When we received details of “Pyt Cottage” the name caught my attention and I decided to investigate the origin of “Pyt”. Having ruled out the obvious “Pretty Young Things” I discovered it seems to be a Danish word, with no direct English translation, but basically equates to more a cultural concept about cultivating healthy thoughts to deal with stress – what could be more apt in this currently “Covid” world where, the one thing most wish for, would be reduced stress levels.
Sturminster Newton itself provides a pretty stress-free environment. Set in Dorset’s Blackmore Vale (beloved of all Hardy fans) its historic architecture (lots of thatched buildings), wide range of independent shops and glorious countryside all add to the “feel good” feeling I’m sure the residents enjoy.
It’s this “feel good” factor that so many people who have used Covid to reassess their lives are looking for. Those able to leave larger towns and cities to seek a more rural lifestyle still want to feel connected.
So Pyt Cottage, listed with Abbot & Slater may provide the answer. Described by Christine Slater as “With its Flemish bond brick and thatched elevations Pyt Cottage is a Grade II listed two-bedroom cottage and is named after the unique stepped well which is now secured, but with a supply of water. Thought to date from around 1800, Pyt Cottage is one of a row standing in this quiet backwater of the town which eventually leads to the parish church. The town centre is within a few moments' walk. The accommodation is steeped in character.”

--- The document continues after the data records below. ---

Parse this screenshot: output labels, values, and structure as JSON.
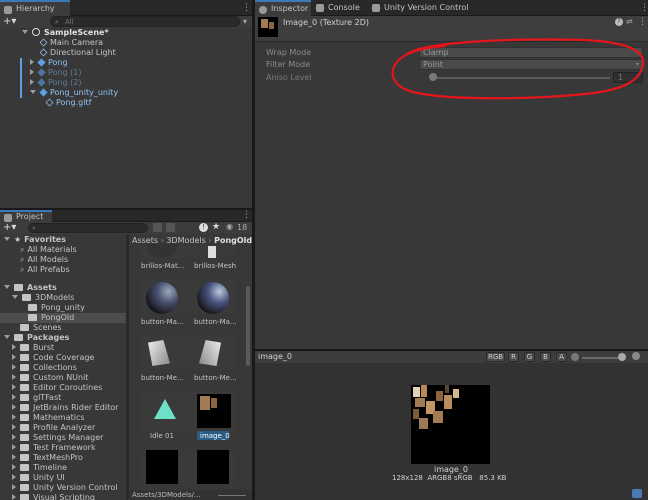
{
  "hierarchy": {
    "tab_label": "Hierarchy",
    "search_placeholder": "All",
    "scene_name": "SampleScene*",
    "items": [
      {
        "label": "Main Camera"
      },
      {
        "label": "Directional Light"
      },
      {
        "label": "Pong"
      },
      {
        "label": "Pong (1)"
      },
      {
        "label": "Pong (2)"
      },
      {
        "label": "Pong_unity_unity"
      },
      {
        "label": "Pong.gltf"
      }
    ]
  },
  "inspector": {
    "tabs": [
      {
        "label": "Inspector"
      },
      {
        "label": "Console"
      },
      {
        "label": "Unity Version Control"
      }
    ],
    "asset_title": "Image_0 (Texture 2D)",
    "wrap_mode_label": "Wrap Mode",
    "wrap_mode_value": "Clamp",
    "filter_mode_label": "Filter Mode",
    "filter_mode_value": "Point",
    "aniso_label": "Aniso Level",
    "aniso_value": "1",
    "annotation_color": "#e4161b"
  },
  "project": {
    "tab_label": "Project",
    "hidden_count": "18",
    "breadcrumb": [
      "Assets",
      "3DModels",
      "PongOld"
    ],
    "favorites_label": "Favorites",
    "favorites": [
      "All Materials",
      "All Models",
      "All Prefabs"
    ],
    "assets_label": "Assets",
    "models_folder": "3DModels",
    "models_children": [
      "Pong_unity",
      "PongOld"
    ],
    "scenes_folder": "Scenes",
    "packages_label": "Packages",
    "packages": [
      "Burst",
      "Code Coverage",
      "Collections",
      "Custom NUnit",
      "Editor Coroutines",
      "glTFast",
      "JetBrains Rider Editor",
      "Mathematics",
      "Profile Analyzer",
      "Settings Manager",
      "Test Framework",
      "TextMeshPro",
      "Timeline",
      "Unity UI",
      "Unity Version Control",
      "Visual Scripting"
    ],
    "grid_captions": {
      "row1": [
        "brillos-Mat...",
        "brillos-Mesh"
      ],
      "row2": [
        "button-Ma...",
        "button-Ma..."
      ],
      "row3": [
        "button-Me...",
        "button-Me..."
      ],
      "row4": [
        "Idle 01",
        "image_0"
      ]
    },
    "status_path": "Assets/3DModels/..."
  },
  "preview": {
    "name": "image_0",
    "channels": [
      "RGB",
      "R",
      "G",
      "B",
      "A"
    ],
    "image_label": "image_0",
    "image_info": "128x128  ARGB8 sRGB   85.3 KB"
  }
}
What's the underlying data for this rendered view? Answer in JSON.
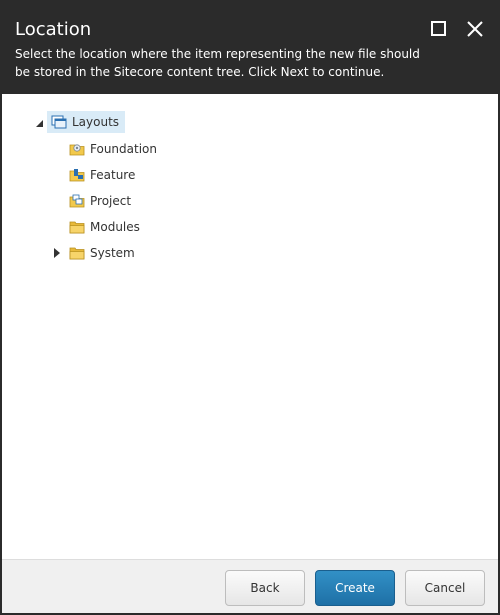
{
  "dialog": {
    "title": "Location",
    "description": "Select the location where the item representing the new file should be stored in the Sitecore content tree. Click Next to continue."
  },
  "window_controls": {
    "maximize_icon": "maximize-icon",
    "close_icon": "close-icon"
  },
  "tree": {
    "root": {
      "label": "Layouts",
      "expanded": true,
      "selected": true,
      "icon": "layouts-icon"
    },
    "children": [
      {
        "label": "Foundation",
        "icon": "foundation-folder-icon",
        "expandable": false
      },
      {
        "label": "Feature",
        "icon": "feature-folder-icon",
        "expandable": false
      },
      {
        "label": "Project",
        "icon": "project-folder-icon",
        "expandable": false
      },
      {
        "label": "Modules",
        "icon": "folder-icon",
        "expandable": false
      },
      {
        "label": "System",
        "icon": "folder-icon",
        "expandable": true,
        "expanded": false
      }
    ]
  },
  "footer": {
    "back_label": "Back",
    "create_label": "Create",
    "cancel_label": "Cancel"
  },
  "colors": {
    "header_bg": "#2b2b2b",
    "selected_bg": "#d9ebf7",
    "primary_button": "#2680b8",
    "folder_yellow": "#f2c94c"
  }
}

So my romancing about the word “Pyt” might be off the mark but I still like to remember that as the Danes are some of the happiest people in the world, and also happen to have a lot of words for ways to be happy, “Pyt” may well be an English word for a well but “Pyt Cottage” will certainly reduce the new owners stress levels – even if they are not Danish.